Over the years I’ve belonged to or visited a number of book clubs, which taught me there are many different reader styles. After posing this topic to my voracious-reader daughter, I decided to define the ones we’ve either been or encountered and list them here in no particular order. See if you can identify with any . . . or some . . .
The Peeker: This reader isn’t hesitant about reading the ending well before actually getting there. Some start out reading the end, others peek ahead once they’re sufficiently worried or confused about where the story is taking them.
The Dedicated Reader will finish every book they start, even if they’re not particularly enjoying it. They want to see how the reader wraps up the story, even if they complain about how it’s done.
The Wall-Banger has such well-defined standards that when it isn’t met they not only don’t finish the book, they toss it across the room in disgust.
The Skimmer would like to finish every book, but isn’t sufficiently engaged to want to spend the time it will take for a thorough read. They skip narrative, try to read most of the dialogue, and pick up just enough to see where the plot and characters go.
The Picky Reader never spends time finishing a book she’s either not enjoying or learning from.
The Juggler reads more than one book at the same time.
The Voracious Reader: Reads so many books in such close succession that when they shop for new ones they often end up purchasing ones they already own. It isn’t until they’re a quarter of the way into the novel that they realize they’ve not only already read it, but it’s sitting on their very full bookshelf.
The Hasty Review Reader is in a contest with others to see how many reviews they can get up online, for perks and prestige.
The Cliff Note and Reader’s Digest Reader: student’s favorite, but also known to attract those with more curiosity than time.
The Snail Pace Reader savors each and every word, re-reads paragraphs just for the enjoyment of particularly lyrical or imaginative prose.
Bathroom Reader: No matter how good the book is, this is the only spot for reading.
Exercise and audio reader: these readers have been known to extend their exercise time just to find a place in the book where they can put it down or push pause.
Travel and Vacation Reader: Beach readers, airport/airplane readers.
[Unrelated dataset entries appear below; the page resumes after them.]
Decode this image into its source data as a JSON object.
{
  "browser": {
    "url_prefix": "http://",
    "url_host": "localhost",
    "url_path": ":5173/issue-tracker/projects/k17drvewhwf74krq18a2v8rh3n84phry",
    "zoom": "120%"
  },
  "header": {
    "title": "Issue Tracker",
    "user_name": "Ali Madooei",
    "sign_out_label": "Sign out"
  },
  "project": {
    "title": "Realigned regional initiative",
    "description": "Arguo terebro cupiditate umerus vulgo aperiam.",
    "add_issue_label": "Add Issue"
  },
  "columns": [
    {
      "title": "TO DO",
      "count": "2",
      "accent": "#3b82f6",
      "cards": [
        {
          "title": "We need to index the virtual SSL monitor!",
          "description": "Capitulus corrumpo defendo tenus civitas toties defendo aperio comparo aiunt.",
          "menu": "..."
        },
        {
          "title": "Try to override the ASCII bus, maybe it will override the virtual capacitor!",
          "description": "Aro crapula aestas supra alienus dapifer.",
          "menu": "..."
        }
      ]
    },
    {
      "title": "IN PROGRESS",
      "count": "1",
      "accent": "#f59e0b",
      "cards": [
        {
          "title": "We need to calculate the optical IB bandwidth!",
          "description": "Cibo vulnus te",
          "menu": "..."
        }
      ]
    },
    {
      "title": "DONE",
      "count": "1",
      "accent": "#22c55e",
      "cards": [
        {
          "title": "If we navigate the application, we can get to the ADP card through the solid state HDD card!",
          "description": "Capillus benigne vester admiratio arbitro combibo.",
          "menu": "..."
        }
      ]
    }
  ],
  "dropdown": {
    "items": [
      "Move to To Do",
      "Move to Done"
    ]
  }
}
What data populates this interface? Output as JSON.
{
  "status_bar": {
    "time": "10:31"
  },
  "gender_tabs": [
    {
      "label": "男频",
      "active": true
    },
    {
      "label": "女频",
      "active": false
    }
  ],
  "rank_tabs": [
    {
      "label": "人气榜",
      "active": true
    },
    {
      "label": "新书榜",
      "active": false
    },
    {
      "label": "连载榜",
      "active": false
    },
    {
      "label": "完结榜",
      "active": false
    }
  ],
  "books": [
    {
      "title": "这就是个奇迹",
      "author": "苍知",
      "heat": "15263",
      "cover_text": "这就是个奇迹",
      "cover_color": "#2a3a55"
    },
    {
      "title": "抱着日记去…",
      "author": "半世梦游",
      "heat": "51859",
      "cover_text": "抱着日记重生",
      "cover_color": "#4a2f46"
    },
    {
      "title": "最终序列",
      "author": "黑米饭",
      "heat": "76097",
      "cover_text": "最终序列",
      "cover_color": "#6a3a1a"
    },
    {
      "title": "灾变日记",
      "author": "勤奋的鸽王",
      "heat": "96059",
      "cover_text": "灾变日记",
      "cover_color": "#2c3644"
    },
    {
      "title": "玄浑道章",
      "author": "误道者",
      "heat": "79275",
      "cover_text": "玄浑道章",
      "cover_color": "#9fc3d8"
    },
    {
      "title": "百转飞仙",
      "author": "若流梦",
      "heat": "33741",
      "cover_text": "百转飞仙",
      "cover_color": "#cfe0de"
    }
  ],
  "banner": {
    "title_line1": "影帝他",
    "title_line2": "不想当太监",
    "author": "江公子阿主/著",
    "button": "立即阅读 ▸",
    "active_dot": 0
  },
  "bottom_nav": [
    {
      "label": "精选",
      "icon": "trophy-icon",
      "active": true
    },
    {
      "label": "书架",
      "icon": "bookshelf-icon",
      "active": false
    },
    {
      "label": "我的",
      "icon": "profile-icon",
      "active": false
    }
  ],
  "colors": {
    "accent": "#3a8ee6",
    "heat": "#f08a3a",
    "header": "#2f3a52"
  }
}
This also includes those who don’t get carsick and can read while a passenger in the car.
The Giving Reader: only reads a book once, then passes it on. See next reader style for the opposite style.
Re-Readers: They can read a book twenty times but still enjoy reading it again. Series books are sometimes re-read to refresh this reader’s memory. Or they’re just in the mood for “that kind of book”.
Series Readers are those who primarily read series books; this sometimes means the whole series must be published before purchasing and reading the first. Or they fall into the re-reader category and re-read the earlier books each time a new book is added to the series, so the books that went before are fresh in their mind.
Movie/Book Reader. This reader must read the book before seeing an upcoming movie, or else has already seen the movie but enjoyed it so much they now want to read the book for another, deeper perspective or to relive the movie.
Genre Readers are those readers who never venture outside their favorite genre. Loyal romance readers, sci-fi, mystery, etc.
The Matter-of-Fact Reader only reads non-fiction, biographies, autobiographies, or textbooks. If it didn’t actually happen, they’re not reading it. They have no desire to explore whether or not truth is stranger than fiction, because they only want the truth.
Chances are if you’ve been reading for very long you’ve practiced more than one of the reader styles listed above. I know I have! What about you?